The Federal Reserve Bank of New York’s relationships with private sector counterparties described in this policy are business, not regulatory, relationships entered into by the New York Fed for the purposes described herein. That a firm is a New York Fed counterparty is not an endorsement of the firm by the New York Fed and should not be used as a substitute for independent analysis and due diligence by other parties considering a business relationship with the firm.
The New York Fed undertakes open market operations at the direction of the Federal Open Market Committee (FOMC),1 under Section 14 of the Federal Reserve Act (FRA).2 Additionally, the New York Fed undertakes market operations as fiscal agent of the United States, under Section 15 of the FRA. The New York Fed may also undertake market operations in connection with its provision of services to various official accountholders.
The New York Fed may undertake these operations with private sector market counterparties. This document describes general principles of the New York Fed’s management of such counterparty relationships.
In general, the New York Fed:
- Transacts primarily with regulated banks and broker-dealers, and considers other types of counterparties only when appropriate to effectively execute its responsibilities;

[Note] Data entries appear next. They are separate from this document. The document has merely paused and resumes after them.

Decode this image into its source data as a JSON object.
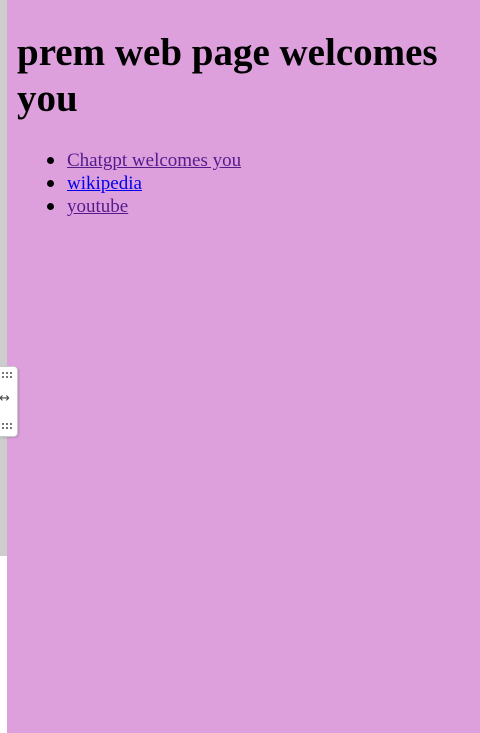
{
  "page": {
    "heading": "prem web page welcomes you",
    "links": [
      {
        "label": "Chatgpt welcomes you",
        "state": "visited"
      },
      {
        "label": "wikipedia",
        "state": "unvisited"
      },
      {
        "label": "youtube",
        "state": "visited"
      }
    ],
    "background_color": "#dda0dd"
  },
  "side_handle": {
    "top_icon": "grip-dots-icon",
    "middle_glyph": "↔",
    "bottom_icon": "grip-dots-icon"
  }
}
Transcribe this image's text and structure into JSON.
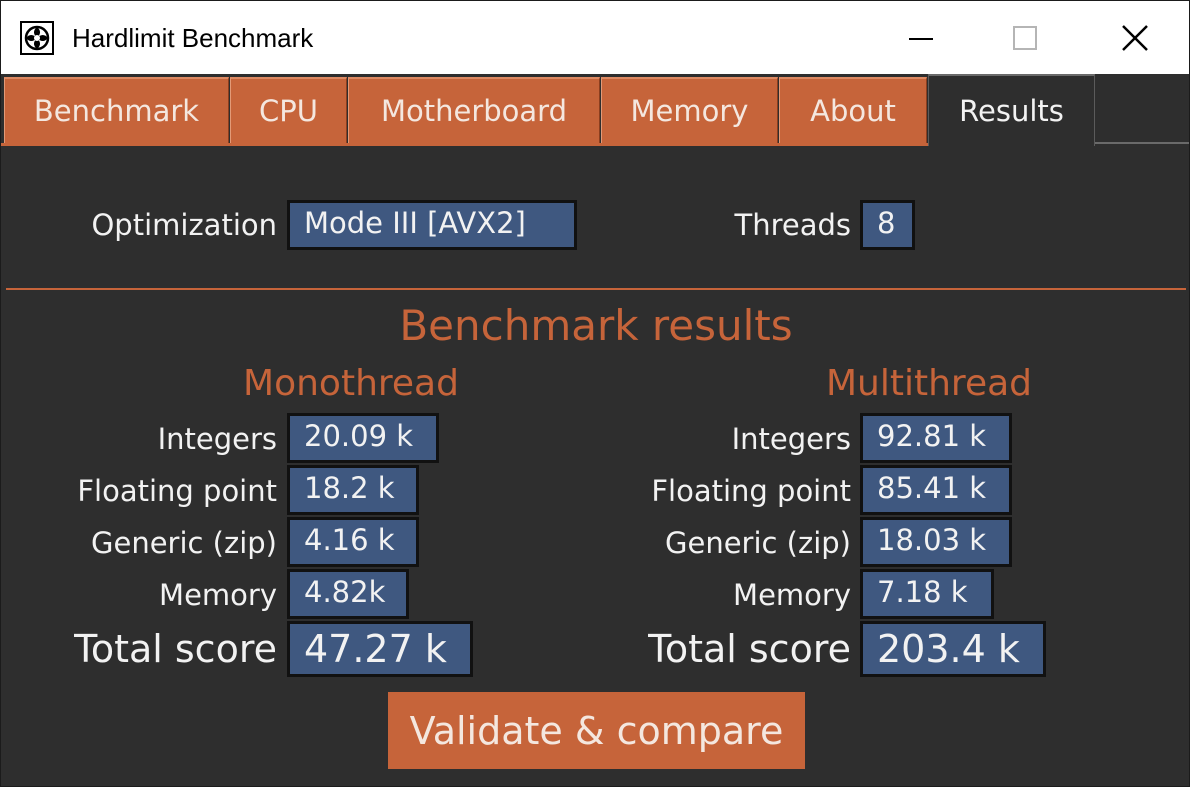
{
  "window": {
    "title": "Hardlimit Benchmark",
    "controls": {
      "minimize_icon": "minimize-icon",
      "maximize_icon": "maximize-icon",
      "close_icon": "close-icon"
    }
  },
  "tabs": [
    {
      "label": "Benchmark",
      "active": false
    },
    {
      "label": "CPU",
      "active": false
    },
    {
      "label": "Motherboard",
      "active": false
    },
    {
      "label": "Memory",
      "active": false
    },
    {
      "label": "About",
      "active": false
    },
    {
      "label": "Results",
      "active": true
    }
  ],
  "settings": {
    "optimization_label": "Optimization",
    "optimization_value": "Mode III [AVX2]",
    "threads_label": "Threads",
    "threads_value": "8"
  },
  "results": {
    "heading": "Benchmark results",
    "mono": {
      "heading": "Monothread",
      "integers_label": "Integers",
      "integers_value": "20.09 k",
      "floating_label": "Floating point",
      "floating_value": "18.2 k",
      "generic_label": "Generic (zip)",
      "generic_value": "4.16 k",
      "memory_label": "Memory",
      "memory_value": "4.82k",
      "total_label": "Total score",
      "total_value": "47.27 k"
    },
    "multi": {
      "heading": "Multithread",
      "integers_label": "Integers",
      "integers_value": "92.81 k",
      "floating_label": "Floating point",
      "floating_value": "85.41 k",
      "generic_label": "Generic (zip)",
      "generic_value": "18.03 k",
      "memory_label": "Memory",
      "memory_value": "7.18 k",
      "total_label": "Total score",
      "total_value": "203.4 k"
    }
  },
  "action": {
    "validate_label": "Validate & compare"
  },
  "colors": {
    "accent": "#c6643a",
    "background": "#2e2e2e",
    "field_fill": "#3f5880",
    "text": "#f2f2f2"
  }
}
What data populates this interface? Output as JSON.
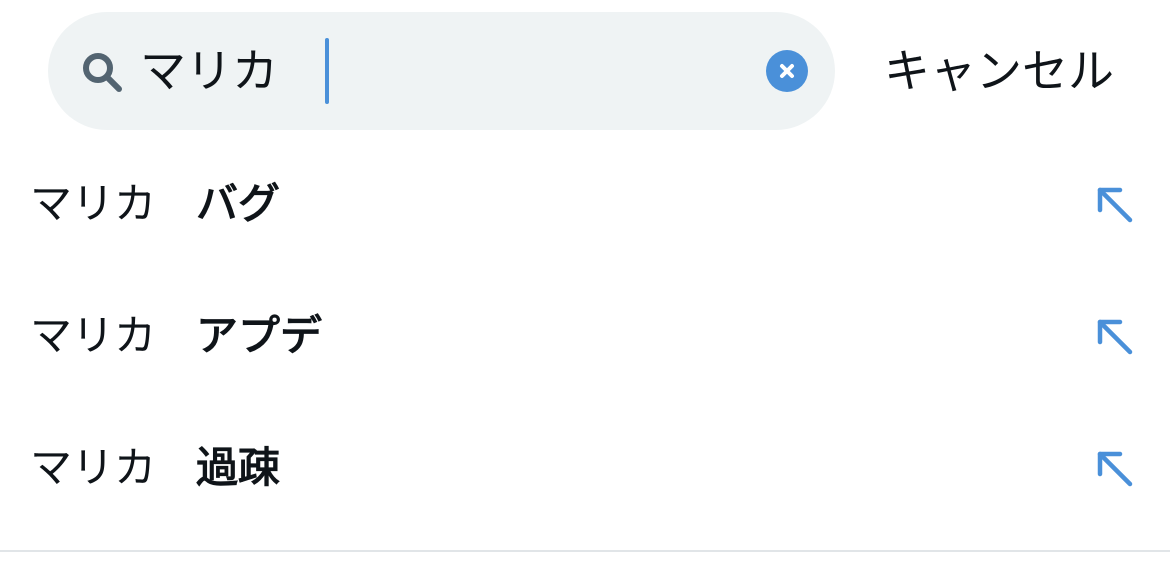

- Seeks to transact with counterparties that do not pose an undue level of credit risk exposure to the New York Fed or to the parties on whose behalf the New York Fed executes market operations; and
- Seeks to transact with counterparties that operate on a sufficient ongoing scale to be able to support the New York Fed’s ability to fulfill its execution needs. The New York Fed anticipates that the scale of these needs may vary over time and across operation types.
In addition, the New York Fed expects all counterparties to:
- Operate in accordance with the Best Practices for Treasury, Agency Debt and Agency Mortgage-Backed Securities Markets that are published by the New York Fed-sponsored Treasury Market Practices Group (TMPG) and FX market best practices guidance, such as the FX Global Code, promulgated by the Global Foreign Exchange Committee and the New York Fed-sponsored Foreign Exchange Committee;
- Provide insight into developments in the markets in which they transact with the New York Fed, on an ongoing basis;
- Meet any minimum capital or other standards that are set forth by their primary regulator;
- Provide information as needed for the New York Fed’s counterparty risk management and monitoring; and
- Have a compliance program in place that is consistent with sound practice observed in the industry and supports adherence to the terms of its counterparty relationship with the New York Fed.
Expectations and eligibility requirements that the New York Fed has established for counterparties with respect to specific types of operations are detailed at the links below. While these expectations are operationalized differently for different types of operations, they involve the following principles:
- Participate competitively according to standards for participation established for the operations for which the firm has been designated a counterparty.
- Maintain the minimum operating scale required for any operations in which the firm transacts with the New York Fed.
- Have in place the business continuity and resiliency arrangements required for the operations in which the firm participates.
- Execute and maintain all legal documentation and meet all hardware and software standards required to support transactions with the New York Fed.
All of the foregoing considerations will inform the New York Fed’s management of its counterparty relationships. The New York Fed may also consider other information that it deems material to the counterparty relationship.
Upon expression of interest by a firm, via submission of the information requested, the New York Fed will consider adding the firm as a counterparty. Materials and information for those interested in becoming a New York Fed counterparty can be found at these links:
- Primary dealers
- Standing repo facility counterparties
- Reverse repo counterparties
- Foreign exchange counterparties
- Foreign reserves management counterparties
This policy, and the operation-specific expectations and eligibility requirements outlined at the links above, are for the sole benefit of the New York Fed, and the stakeholders at whose direction it may act, and will be administered at the New York Fed’s discretion. They create no rights, in, to or for any counterparty or prospective counterparty. In reviewing any prospective or existing counterparty, the New York Fed will consider whether the entity’s or entity type’s participation in open market operations could affect the Federal Reserve’s ability to implement monetary policy, foster financial stability, ensure bank safety and soundness, and otherwise achieve its policy goals. The New York Fed is not obligated to add any specific firm as a counterparty, maintain a specific number of counterparties or add any eligible entities as counterparties. The New York Fed is not obligated to transact with any counterparty and may stop doing so at any time for any reason. Additionally, the New York Fed may terminate a counterparty relationship at any time for any reason. In making such decisions, the New York Fed will typically consider whether its expectations are being met, as well as its own business needs.
1 The FOMC has selected the New York Fed as the Reserve Bank that executes operations for the System Open Market Account. This authorization is renewed each January.
2 Open market operations include all operations conducted to implement monetary policy directives of the FOMC, and to execute foreign exchange and foreign reserves management transactions for the System Open Market Account.